- Usually used at 70% concentration (30% water).
- 60-95%, >=10sec, kills S. pyogenes
- Iodine: Povidone iodine. To clean skin before surgery with soap -> alcohol -> iodine (red).
- Chlorine: Used in swimming pools, water treatment units, and bleach.
Phenols and derivatives (Phenolics)
- Phenol: mouth rinses (Listerine), Lysol
- Triclosan: anti-bacterial soap
- Disrupt plasma membranes
- Hydrogen peroxide (H2O2)
- Kills bacteria at 3-6%.
- Kills spores at 10-25%.
Detergents - Surface-Active Agents or Surfactants
- Dissolve membranes.

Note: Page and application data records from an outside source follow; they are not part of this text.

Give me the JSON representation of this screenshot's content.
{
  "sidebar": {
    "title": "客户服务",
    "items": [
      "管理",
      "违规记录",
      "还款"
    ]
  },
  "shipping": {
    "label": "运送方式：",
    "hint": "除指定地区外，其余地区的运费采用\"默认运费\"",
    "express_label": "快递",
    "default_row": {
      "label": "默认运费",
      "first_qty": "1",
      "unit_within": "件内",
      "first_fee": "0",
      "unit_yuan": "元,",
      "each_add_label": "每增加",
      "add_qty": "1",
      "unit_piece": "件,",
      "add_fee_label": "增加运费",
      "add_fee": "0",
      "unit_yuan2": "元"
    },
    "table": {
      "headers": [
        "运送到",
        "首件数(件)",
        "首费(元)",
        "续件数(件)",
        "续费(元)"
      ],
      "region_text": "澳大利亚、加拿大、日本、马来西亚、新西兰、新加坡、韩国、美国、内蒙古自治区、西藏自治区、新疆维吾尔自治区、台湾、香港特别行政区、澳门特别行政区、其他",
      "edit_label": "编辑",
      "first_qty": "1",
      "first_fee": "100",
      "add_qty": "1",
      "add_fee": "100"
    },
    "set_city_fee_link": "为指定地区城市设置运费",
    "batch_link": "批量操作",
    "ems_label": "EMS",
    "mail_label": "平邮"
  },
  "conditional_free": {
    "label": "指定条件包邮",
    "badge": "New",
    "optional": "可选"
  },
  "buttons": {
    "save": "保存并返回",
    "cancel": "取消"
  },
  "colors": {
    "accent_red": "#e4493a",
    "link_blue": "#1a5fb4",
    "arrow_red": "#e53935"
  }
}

- SDS: Most common ingredient in toothpaste.
- Chlorhexidine: in mouth rinses.
Antimicrobial Agents Selective toxicity
a drug that kills bacteria without damaging the host: Therapeutic index
First synthetic chemotherapeutic agents w/ Selective toxicity
- Salvarsan ( compounds “606”) by Paul Ehrlich
- treat syphilis
- Arsenic based compound (toxic disrupts ATP production).
- Difficult and painful to inject.
Growth Factor Analogs
- synthetic metabolic inhibitors
- sulfa drugs, isoniazid, and nucleic acid analogs
Sulfa Drugs - Sulfanilamide
- Gerhard Domagk
- The first widely used growth factor analogs that specifically inhibit the growth of bacteria
- analog of a part of the vitamin folic acid (a nucleic acid precursor), blocks folic acid synthesis, inhibits nucleic acid synthesis.
- Broad spectrum
- effective on bacteria, which synthesize folic acid, but not humans who obtain folic acid from their diet.
- Resistant mechanism: Obtain folic acid from the environment/host
Nucleic acid analogs
- Blocks nucleic acid synthesis.
- Used to treat viral and fungal infections.
Quinolones and Fluoroquinolones (Ciprofloxacin)
- Blocks and inhibits DNA gyrase (unwinds DNA) - DNA replication is stopped.
- Used to treat urinary tract infections, penicillin resistant anthrax, and TB.
Mechanisms of Resistance to Quinolones
- • Decrease intracellular quinolone concentration by efflux pumps.
- • Plasmid-mediated resistance genes that produce a proteins that can bind to the target DNA gyrase and protect it from drug.
- • Mutation in the DNA gyrase that can decrease its binding affinity to quinolones, reducing drugs effectiveness